Behold! They shall all be as nice!
Mar 15, 2007
Hello to the coolest HIV specialist on the planet,
First the serious question! Seeing how nice of a person u r and how appreciative u r of HIV patients dont you think it makes sense that we enforce a law to make all HIV specialists HIV+ like yourself? Or are you just plain nice even before being virally enhanced?
Now the trivial question. Here is my test results over a long period, they dont make sense to my new doctor and this is the problem! Diagnosed on March 2005 possibly 4 months after infection CD4 780 VL 36000 Three months later CD4 678 VL 60,000 Three months later CD4 648 VL 85,000 Now there was a long break with no testing or follow up since I moved to another country, this period lasted for about 7-8 months or so . First new results CD4 550 VL 686 and a percentage of 24% now does this mean anything? A sudden drop of viral load! Three months later CD4 349 VL 17,000 and percentage of 22% yet another strange number, this time the CD4!! At the period of this sample withdrawal I was having a cold and had hepatitis and another vaccination for three diseases, cant remember the name. I also wasnt on any cold medication. My doctor was concerned and decided to run a control test and the results are CD4 502 VL 16254 and percentage 26%
My doctor said it seems like the 686 viral load was a wrong result! In addition, the second test and the control seem to be the correct ones. But he didnt explain why the large CD4 variation occurred. He also said that it seems like treatment, guidelines are changing and that we might be better off starting treatment early! Which means I dont have to wait for a CD4 that is as low as 250 or even 350! I have subtype D which as far as I read is the deadliest of all the strains! Is this correct? and do you think this warrants starting of treatment earlier? And how early do u think is best? Except for an increased fatigue I remain very healthy.
Thanks for your reply! And consider the mass HIV specialists infection programIm not so rich, but I can certainly donate virus: P
Response from Dr. Frascino
When monitoring CD4 counts, HIV plasma viral loads and CD4 percentages, it's important to look for overall trends, rather than focusing on one specific (and often spurious) number. Your trend has been one of persistent CD4 decline with elevated plasma viral load consistent with untreated HIV disease. I agree the 686 viral load result is most likely spurious. The 349 CD4 count could reflect concurrent infection (your "cold").

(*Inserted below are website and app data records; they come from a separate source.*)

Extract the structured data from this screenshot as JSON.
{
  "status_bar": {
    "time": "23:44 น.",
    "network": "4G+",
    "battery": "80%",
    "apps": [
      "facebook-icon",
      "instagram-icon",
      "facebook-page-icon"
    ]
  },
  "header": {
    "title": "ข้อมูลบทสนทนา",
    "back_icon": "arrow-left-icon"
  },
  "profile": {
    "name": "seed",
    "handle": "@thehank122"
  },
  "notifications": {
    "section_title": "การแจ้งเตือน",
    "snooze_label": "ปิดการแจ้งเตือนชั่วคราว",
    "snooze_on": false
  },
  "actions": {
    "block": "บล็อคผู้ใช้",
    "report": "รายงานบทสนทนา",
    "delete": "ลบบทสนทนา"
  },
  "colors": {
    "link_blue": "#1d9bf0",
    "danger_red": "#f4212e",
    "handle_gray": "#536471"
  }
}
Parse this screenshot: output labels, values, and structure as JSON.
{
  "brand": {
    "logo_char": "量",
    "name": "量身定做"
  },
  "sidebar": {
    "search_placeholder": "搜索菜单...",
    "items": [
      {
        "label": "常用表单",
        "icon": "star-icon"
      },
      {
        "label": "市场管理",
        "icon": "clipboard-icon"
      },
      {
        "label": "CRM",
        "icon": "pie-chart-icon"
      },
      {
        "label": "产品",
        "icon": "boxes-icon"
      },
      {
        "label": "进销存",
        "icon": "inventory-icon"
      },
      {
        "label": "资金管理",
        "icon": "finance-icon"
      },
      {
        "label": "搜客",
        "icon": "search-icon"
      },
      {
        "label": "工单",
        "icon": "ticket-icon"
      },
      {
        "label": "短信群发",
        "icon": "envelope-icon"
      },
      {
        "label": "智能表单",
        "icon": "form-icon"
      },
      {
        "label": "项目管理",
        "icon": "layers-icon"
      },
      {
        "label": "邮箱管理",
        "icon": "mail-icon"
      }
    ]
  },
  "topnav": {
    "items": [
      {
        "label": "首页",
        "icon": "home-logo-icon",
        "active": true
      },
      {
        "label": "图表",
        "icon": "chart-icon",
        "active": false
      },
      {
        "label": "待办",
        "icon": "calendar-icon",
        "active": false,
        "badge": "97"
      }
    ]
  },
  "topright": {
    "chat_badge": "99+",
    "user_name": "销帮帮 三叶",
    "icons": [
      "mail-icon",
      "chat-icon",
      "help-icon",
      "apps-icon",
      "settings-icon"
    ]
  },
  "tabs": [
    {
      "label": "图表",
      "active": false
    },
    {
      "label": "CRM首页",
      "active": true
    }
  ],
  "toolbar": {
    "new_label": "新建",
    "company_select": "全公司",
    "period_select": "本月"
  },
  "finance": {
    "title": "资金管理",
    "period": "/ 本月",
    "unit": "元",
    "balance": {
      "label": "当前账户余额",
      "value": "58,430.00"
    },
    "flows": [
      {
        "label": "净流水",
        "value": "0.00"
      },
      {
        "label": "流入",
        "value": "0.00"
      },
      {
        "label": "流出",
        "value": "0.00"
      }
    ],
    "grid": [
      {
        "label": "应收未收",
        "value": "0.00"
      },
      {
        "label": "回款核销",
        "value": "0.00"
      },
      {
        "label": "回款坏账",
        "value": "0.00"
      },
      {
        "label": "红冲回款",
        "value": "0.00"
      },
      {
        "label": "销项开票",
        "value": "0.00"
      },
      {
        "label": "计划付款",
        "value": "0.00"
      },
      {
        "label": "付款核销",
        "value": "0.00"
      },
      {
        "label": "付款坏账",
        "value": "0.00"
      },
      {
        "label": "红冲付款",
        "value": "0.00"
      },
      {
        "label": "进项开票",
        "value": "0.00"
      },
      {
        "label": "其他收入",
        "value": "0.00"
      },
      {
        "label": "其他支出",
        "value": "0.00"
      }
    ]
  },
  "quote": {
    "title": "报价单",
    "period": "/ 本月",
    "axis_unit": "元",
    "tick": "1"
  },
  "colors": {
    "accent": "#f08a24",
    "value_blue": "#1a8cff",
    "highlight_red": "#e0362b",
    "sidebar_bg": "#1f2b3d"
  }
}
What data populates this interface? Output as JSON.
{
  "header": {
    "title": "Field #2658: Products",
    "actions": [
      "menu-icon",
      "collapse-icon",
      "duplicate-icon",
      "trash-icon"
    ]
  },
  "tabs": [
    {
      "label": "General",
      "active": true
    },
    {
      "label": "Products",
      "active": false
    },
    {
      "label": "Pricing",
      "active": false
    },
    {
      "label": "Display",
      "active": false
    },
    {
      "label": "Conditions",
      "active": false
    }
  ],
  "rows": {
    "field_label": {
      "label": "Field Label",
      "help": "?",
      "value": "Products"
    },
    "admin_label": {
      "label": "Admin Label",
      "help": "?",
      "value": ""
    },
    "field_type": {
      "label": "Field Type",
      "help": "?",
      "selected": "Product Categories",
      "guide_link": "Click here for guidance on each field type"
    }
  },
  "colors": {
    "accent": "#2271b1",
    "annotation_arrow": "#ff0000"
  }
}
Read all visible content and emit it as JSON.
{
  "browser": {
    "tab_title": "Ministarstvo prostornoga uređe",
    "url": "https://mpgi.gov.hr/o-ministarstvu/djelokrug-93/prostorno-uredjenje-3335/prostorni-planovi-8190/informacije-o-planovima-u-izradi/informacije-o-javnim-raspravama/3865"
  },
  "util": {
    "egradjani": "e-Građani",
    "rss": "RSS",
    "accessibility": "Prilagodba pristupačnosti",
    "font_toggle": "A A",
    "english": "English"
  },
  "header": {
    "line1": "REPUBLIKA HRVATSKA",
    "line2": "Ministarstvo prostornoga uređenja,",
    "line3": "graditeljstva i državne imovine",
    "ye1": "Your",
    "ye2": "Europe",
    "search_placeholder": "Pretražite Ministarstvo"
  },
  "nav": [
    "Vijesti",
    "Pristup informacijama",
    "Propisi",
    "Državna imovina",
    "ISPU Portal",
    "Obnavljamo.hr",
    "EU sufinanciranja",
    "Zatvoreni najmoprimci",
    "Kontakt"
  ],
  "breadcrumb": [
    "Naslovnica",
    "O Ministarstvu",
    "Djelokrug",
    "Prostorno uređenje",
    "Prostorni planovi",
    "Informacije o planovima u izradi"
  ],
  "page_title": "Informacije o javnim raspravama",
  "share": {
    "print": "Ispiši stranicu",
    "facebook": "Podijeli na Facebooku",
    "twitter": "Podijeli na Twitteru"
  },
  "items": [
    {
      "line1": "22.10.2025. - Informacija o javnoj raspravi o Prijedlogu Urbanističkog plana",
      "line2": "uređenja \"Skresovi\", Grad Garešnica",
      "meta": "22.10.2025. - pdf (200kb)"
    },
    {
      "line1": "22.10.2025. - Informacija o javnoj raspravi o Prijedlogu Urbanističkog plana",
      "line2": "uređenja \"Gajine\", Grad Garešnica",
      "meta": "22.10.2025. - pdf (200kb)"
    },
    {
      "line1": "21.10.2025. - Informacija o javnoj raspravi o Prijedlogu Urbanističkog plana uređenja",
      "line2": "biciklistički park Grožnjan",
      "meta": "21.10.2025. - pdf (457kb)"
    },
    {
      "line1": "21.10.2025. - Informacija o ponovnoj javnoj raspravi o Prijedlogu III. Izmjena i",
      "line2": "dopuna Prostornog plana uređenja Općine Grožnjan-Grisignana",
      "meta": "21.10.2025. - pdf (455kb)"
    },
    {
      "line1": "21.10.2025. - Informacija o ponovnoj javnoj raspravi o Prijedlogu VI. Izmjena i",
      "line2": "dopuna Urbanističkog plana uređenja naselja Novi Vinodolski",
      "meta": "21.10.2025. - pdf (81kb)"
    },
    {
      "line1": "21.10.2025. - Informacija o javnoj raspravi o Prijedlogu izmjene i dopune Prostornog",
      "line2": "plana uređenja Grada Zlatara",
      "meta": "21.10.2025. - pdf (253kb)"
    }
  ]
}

Regarding treatment, as HIV therapies improve with the availability of newer and better tolerated, more convenient and less toxic medications, I would anticipate the treatment guidelines would once again move in the direction of earlier intervention. Technically speaking, you don't have to wait for any specific CD4 count to begin treatment. However, the decision you and your HIV specialist need to make is how to balance the beneficial effects of treatment (immune preservation or restoration, improved CD4 count, depression of viral load, etc.) against the potential short- and long-term drug side effects and toxicities. When it comes to designing and starting an HIV regimen, the motto must be: "One Size Fits One!" The treatment and when to start it must be tailored to the particular patient's case and desires. The guidelines are just that: "guidelines," not mandates!
Next, unlike the uncanny and intimate link between being part of the Bush-Cheney administration and pathological lying, there is no correlation between being virally enhanced and niceness.
Get Email Notifications When This Forum Updates or Subscribe With RSS
- Sex With A Prostitute Do I Need To Get Tested For HIV
- Blood In Urine After Masturbation Worried I Have HIV
- Burning Penis After Sex With Stripper Condom Broke Worried I Have HIV
- Itchy Rash After Sex With Hooker Sign Of HIV AIDS
- Cause Of Vaginal Strep Infection
- Does Amoxicillin Cure Stds?
This forum is designed for educational purposes only, and experts are not rendering medical, mental health, legal or other professional advice or services. If you have or suspect you may have a medical, mental health, legal or other problem that requires advice, consult your own caregiver, attorney or other qualified professional.
Experts appearing on this page are independent and are solely responsible for editing and fact-checking their material. Neither TheBody.com nor any advertiser is the publisher or speaker of posted visitors' questions or the experts' material.